The Molecular Basis of AID/APOBEC Deaminase Target Selection
AID/APOBEC cytosine deaminases play critical roles in adaptive and innate immunity. AID enzymes target cytosines in host immunoglobin locus genes to initiate class-switch recombination and somatic hypermutation, both of which contribute to antibody diversity. Of the APOBEC family, APOBEC1 targets the mRNA of the ApoB protein transcript to create a truncated protein involved in lipid transport, while APOBEC3 members contribute to innate immunity by targeting retroviruses and retroelements. These deaminases have several promising biotechnological applications, such as pairing with CRISPR systems to achieve more targeted base editing. However, AID/APOBECs have also been associated with pathogenic phenotypes and may play a role in tumor development.

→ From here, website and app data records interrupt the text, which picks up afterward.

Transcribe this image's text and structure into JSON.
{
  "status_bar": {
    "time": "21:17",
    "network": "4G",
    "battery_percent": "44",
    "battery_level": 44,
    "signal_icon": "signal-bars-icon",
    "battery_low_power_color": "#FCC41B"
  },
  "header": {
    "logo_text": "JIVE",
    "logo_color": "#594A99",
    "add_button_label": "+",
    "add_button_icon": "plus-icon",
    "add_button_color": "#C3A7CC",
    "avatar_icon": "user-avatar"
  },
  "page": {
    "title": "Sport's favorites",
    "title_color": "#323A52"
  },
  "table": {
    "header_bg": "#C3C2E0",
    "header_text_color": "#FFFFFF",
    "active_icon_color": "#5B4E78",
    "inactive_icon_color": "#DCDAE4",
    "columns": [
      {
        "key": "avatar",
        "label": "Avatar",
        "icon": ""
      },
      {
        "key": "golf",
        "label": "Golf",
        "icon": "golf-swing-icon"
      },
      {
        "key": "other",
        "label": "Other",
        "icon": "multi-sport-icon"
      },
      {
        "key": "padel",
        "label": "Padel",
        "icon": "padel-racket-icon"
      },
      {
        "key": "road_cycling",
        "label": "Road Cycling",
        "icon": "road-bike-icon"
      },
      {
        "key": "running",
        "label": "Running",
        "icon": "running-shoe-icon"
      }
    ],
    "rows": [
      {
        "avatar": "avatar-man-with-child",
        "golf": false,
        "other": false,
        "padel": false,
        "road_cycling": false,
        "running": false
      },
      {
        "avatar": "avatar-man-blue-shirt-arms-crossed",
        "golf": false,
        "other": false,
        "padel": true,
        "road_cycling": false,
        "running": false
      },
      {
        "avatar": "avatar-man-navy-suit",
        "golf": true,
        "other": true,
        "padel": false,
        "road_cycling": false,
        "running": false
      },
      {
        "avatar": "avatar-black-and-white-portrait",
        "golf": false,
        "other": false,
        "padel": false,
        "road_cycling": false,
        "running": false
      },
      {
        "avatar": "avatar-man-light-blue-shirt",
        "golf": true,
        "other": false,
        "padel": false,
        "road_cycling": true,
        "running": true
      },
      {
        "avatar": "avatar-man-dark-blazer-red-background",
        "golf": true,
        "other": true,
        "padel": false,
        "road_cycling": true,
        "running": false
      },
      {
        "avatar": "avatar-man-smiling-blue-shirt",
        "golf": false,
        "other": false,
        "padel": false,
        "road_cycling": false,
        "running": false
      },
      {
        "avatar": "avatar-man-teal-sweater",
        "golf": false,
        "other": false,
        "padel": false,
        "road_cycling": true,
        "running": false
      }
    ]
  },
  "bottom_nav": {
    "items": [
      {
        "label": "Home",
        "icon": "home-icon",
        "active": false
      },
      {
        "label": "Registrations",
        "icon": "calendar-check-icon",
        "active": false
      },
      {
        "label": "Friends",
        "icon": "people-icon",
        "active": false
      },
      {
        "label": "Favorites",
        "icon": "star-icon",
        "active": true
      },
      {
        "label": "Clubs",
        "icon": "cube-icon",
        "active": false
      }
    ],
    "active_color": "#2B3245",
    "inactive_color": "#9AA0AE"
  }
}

This project’s objectives are to (1) synthesize existing knowledge on the biochemical basis of AID/APOBEC substrate selectivity and (2) decipher how this knowledge can be leveraged to improve biotechnological applications, such as genomic base editors. To do so, we will begin with deamination activity on the target cytosine, focusing on the impact of its structural analogues adenine and zebularine, the relevance of epigenetic modifications at the C5 position, and the identity of the nucleotide sugar. Since the binding of substrate to deaminase implicates more than just the target cytosine, we will then analyze the influence of surrounding nucleotides on deaminase sequence preferences, as well as the influence of the secondary structures in which these nucleotides are found.